• [Data extracts]:

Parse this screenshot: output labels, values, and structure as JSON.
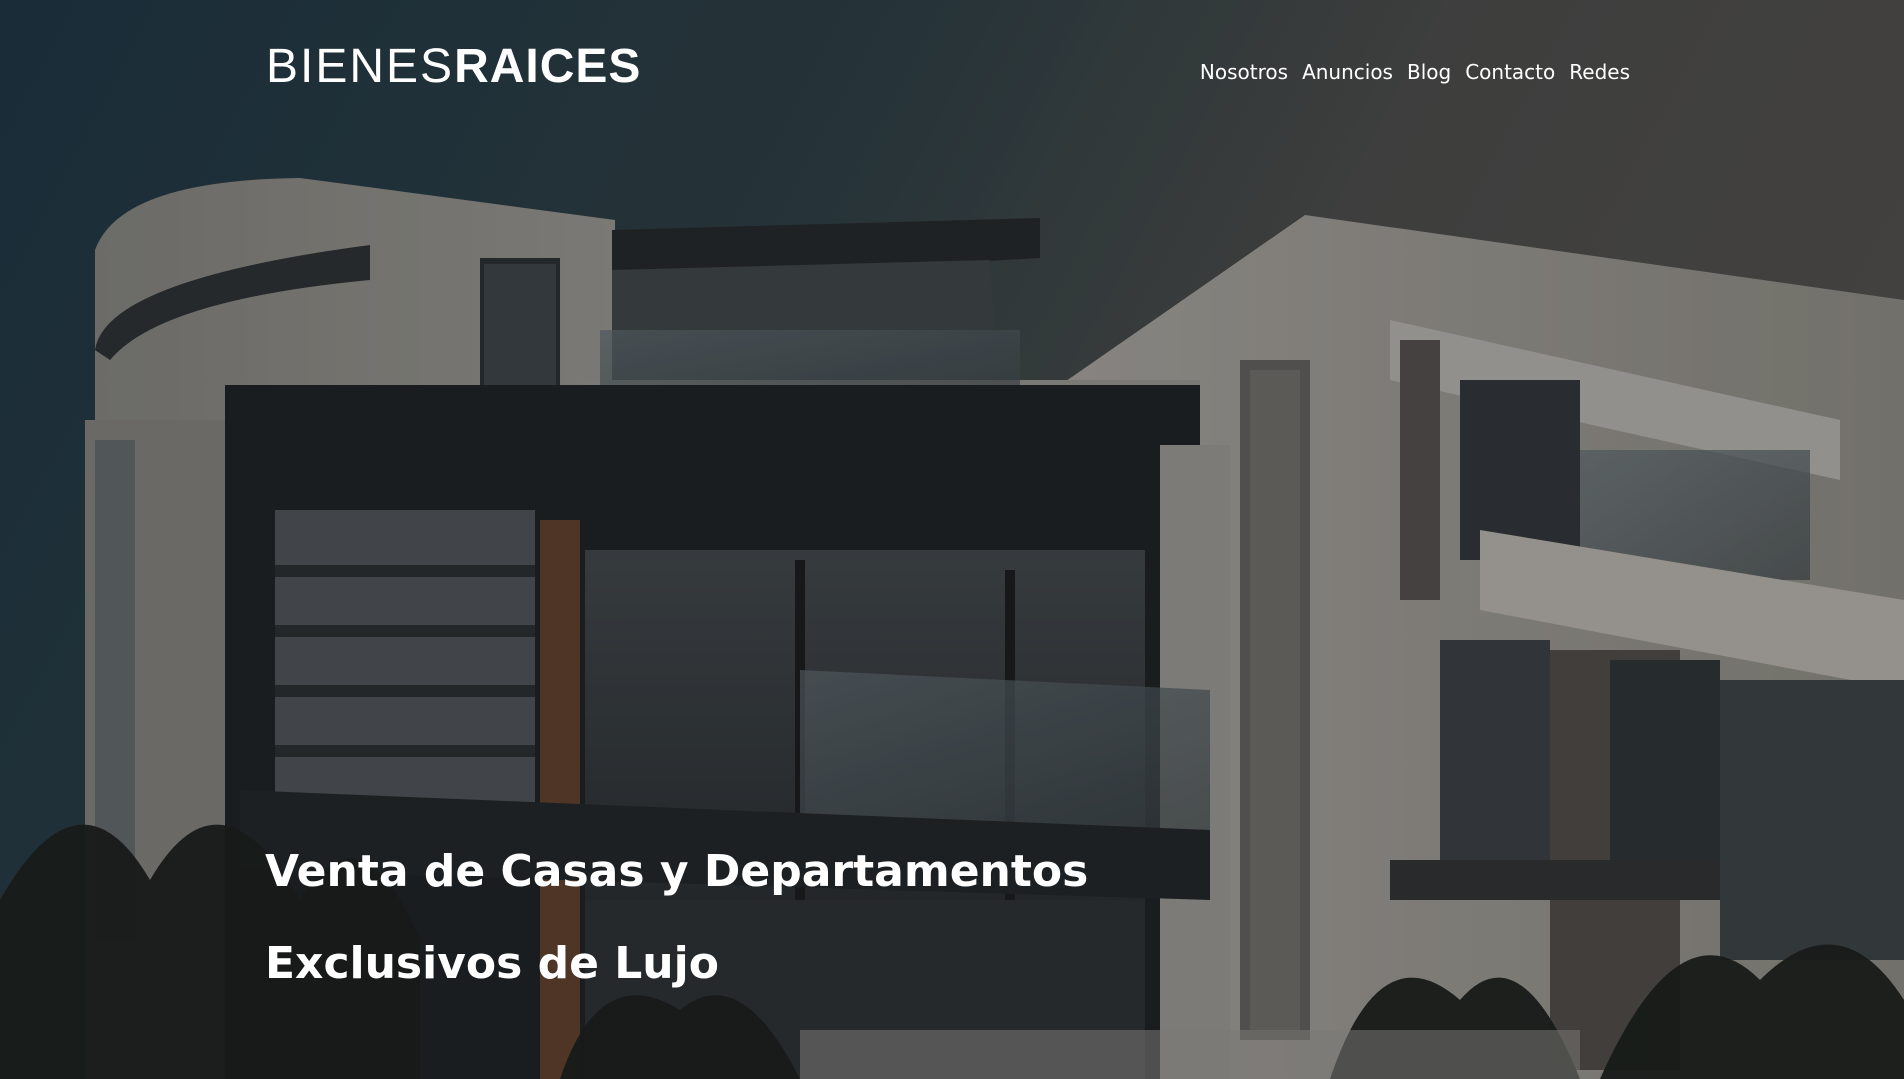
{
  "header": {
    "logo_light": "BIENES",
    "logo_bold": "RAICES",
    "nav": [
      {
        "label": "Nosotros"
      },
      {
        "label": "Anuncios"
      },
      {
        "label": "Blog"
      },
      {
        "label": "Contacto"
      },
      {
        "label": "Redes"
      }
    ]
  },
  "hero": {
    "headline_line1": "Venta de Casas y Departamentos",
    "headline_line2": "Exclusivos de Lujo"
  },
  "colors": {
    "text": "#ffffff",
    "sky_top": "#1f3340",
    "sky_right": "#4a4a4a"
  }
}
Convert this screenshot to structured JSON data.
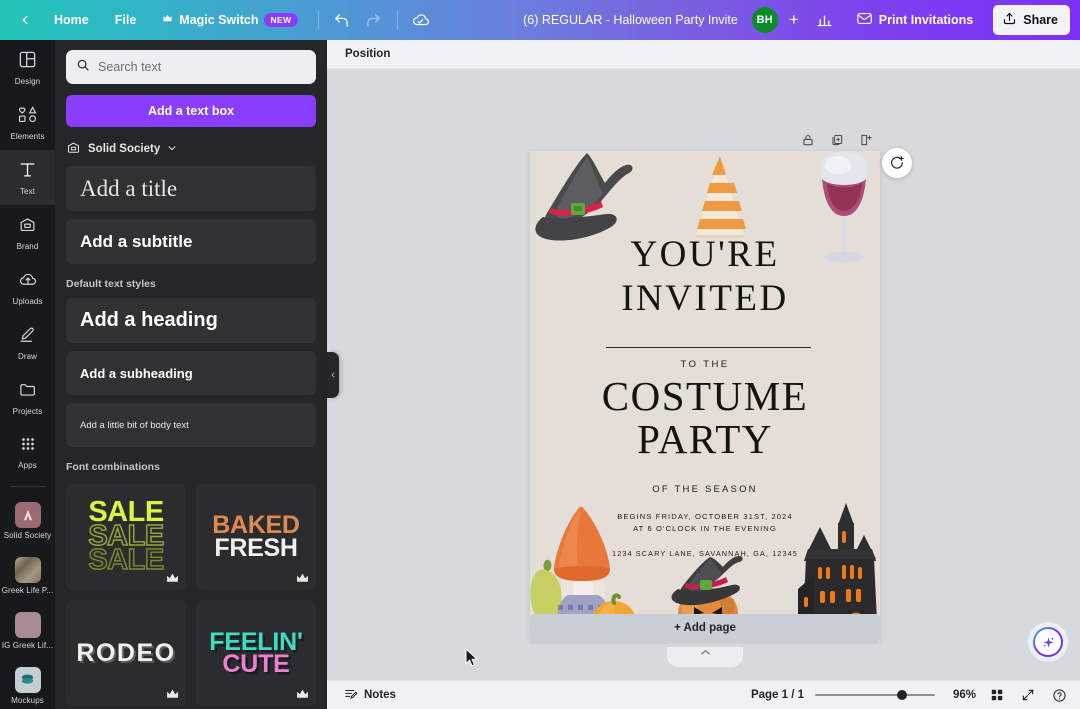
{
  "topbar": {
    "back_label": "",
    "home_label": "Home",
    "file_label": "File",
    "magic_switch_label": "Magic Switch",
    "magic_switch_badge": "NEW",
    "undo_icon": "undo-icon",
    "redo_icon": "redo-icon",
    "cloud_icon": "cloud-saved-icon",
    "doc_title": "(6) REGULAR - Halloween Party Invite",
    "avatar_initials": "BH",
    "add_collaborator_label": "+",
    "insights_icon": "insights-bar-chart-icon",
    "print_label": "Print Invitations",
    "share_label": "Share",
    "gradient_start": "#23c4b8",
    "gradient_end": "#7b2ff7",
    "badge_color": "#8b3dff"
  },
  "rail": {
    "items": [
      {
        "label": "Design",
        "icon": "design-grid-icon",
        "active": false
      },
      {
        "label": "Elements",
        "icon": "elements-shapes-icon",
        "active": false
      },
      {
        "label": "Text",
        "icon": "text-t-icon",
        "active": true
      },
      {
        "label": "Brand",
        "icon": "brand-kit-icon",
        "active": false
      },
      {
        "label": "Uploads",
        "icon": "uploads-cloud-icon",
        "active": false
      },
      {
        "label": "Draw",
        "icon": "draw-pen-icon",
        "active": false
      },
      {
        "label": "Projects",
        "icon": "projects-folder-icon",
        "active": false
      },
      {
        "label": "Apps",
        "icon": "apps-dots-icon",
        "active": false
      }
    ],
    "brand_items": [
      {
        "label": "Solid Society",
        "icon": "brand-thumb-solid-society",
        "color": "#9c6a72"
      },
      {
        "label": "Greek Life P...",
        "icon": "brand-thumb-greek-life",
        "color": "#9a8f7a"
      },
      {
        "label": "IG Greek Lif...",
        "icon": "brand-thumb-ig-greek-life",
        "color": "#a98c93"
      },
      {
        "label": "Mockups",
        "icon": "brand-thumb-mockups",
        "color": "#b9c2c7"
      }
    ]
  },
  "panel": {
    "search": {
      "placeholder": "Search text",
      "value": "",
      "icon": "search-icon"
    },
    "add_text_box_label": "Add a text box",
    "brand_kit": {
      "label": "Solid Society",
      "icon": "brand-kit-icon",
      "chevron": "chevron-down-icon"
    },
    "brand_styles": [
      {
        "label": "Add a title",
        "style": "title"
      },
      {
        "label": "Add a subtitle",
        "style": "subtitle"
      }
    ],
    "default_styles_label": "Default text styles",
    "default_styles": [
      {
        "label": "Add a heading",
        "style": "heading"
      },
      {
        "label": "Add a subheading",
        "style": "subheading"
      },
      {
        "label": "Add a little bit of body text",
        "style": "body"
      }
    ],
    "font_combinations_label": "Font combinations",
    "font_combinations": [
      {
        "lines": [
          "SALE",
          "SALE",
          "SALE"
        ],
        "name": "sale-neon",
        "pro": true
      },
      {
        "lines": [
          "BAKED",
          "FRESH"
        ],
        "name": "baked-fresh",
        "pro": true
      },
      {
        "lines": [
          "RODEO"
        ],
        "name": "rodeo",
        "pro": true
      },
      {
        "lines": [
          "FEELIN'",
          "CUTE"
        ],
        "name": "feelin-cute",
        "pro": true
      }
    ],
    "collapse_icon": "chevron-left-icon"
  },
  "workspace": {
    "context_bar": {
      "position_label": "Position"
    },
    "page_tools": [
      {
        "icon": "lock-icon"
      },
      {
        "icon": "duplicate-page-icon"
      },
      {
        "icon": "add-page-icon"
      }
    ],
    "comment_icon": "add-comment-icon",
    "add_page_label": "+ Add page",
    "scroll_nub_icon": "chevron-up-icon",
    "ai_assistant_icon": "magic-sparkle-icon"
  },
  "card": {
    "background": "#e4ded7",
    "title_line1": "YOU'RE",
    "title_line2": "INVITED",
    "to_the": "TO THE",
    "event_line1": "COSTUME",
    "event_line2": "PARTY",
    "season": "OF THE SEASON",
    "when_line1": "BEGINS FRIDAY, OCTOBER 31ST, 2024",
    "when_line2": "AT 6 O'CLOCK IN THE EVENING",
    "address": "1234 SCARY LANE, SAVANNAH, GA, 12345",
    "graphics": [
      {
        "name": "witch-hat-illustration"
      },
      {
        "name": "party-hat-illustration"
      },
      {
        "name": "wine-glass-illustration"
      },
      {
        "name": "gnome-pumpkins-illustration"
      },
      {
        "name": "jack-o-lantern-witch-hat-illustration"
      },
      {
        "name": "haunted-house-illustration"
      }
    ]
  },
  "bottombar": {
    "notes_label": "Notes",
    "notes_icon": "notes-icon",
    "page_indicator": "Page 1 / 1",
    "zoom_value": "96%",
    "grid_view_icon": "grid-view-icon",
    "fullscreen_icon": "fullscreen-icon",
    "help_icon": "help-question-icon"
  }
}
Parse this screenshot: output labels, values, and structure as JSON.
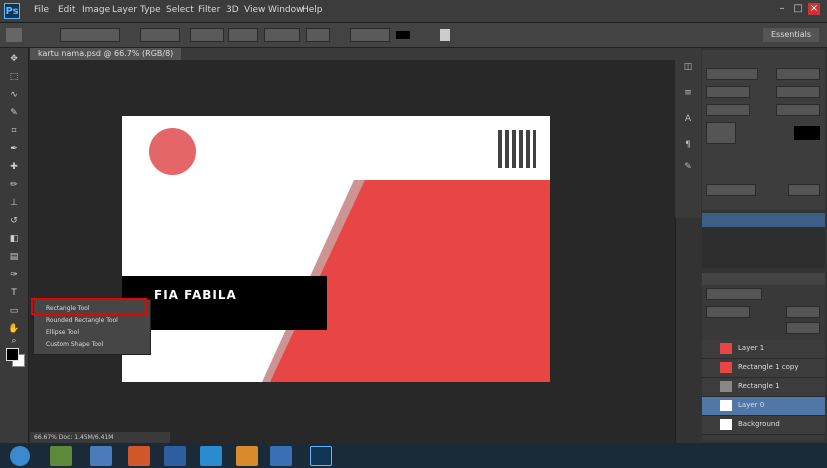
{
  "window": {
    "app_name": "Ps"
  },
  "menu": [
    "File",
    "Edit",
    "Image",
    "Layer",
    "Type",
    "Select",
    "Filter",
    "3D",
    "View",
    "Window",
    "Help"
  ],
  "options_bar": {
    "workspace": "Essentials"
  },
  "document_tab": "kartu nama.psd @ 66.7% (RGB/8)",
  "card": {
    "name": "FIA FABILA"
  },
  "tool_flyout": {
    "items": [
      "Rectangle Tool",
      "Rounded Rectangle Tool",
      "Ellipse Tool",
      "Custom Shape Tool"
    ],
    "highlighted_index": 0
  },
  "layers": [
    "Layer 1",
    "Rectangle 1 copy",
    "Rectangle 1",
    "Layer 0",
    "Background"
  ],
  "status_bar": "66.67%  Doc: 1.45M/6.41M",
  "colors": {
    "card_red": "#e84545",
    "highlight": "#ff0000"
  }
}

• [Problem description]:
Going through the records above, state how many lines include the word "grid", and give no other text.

• [Written reply]:
2